|For those who haven't served, your mission is what you and your unit's every activity revolves around.|
<aside>Police Officers who serve in the Guard are a significant asset when it comes to the conduct of any type of human intelligence operations. Especially if they have been beat cops. They are far more effective than the HUMINT operators the Army is trying to mass-produce from 18 year old kids.</aside>
In the end the mission we have been given is a good one, one we can sink our teeth into, and one if done well, with seriousness and professionalism can make a difference, even if it is just one small piece of the puzzle. As with much of life, it is what you make of it. Not that it won't be hard, and probably have its moments of horror, but it is ours.

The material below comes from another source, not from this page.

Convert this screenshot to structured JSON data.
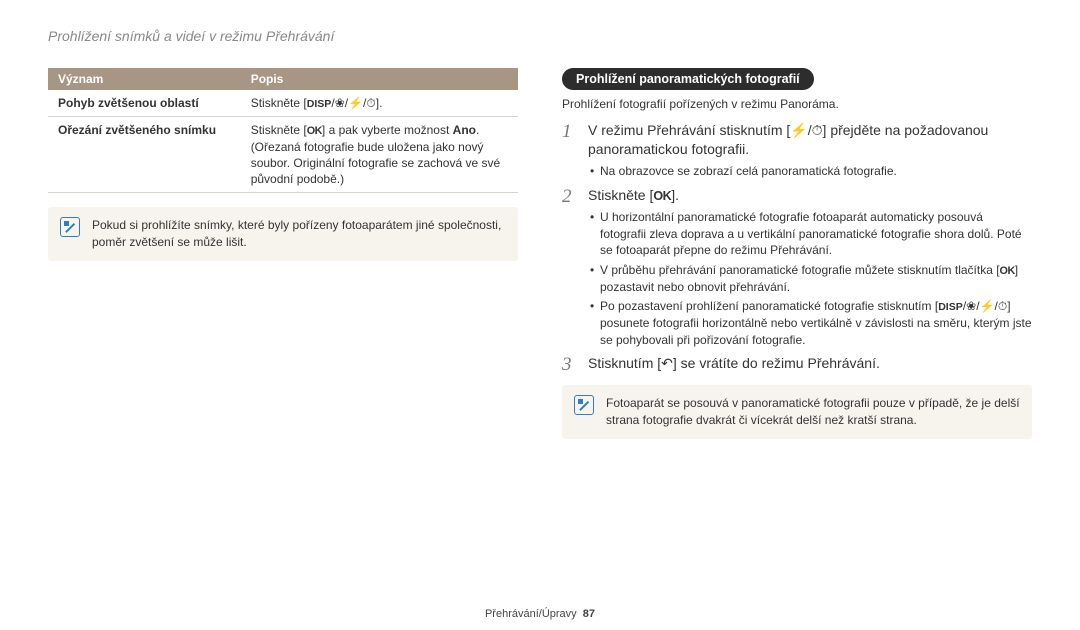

Now that we have our mission, we can progress from general training and preparation for deploying to Iraq to specific research, planning, and training. It will also be the cause for some reorganization of the unit, "task organizing" in Army parlance, and we will probably lose a few of the guys who we have been training with since JRTC back in June.
I expect my own focus will become narrower, and I will have less time to follow the vapid and increasingly nasty debates over the war, much of it detached from the on the ground reporting.
It is sometime depressing to think I and my kind sacrifice for the Freedoms of such blithering idiots (again both sides: from those who are blindly anti-war, apologists for mass murders as long as they are anti-US; to those who advocate "nuken 'em" as every answer, or deny global warming simply because it is a cause of the left.) But at the end of the day I have to believe in the basic goodness of the average American, both because I have seen it, and because it gives the fight meaning.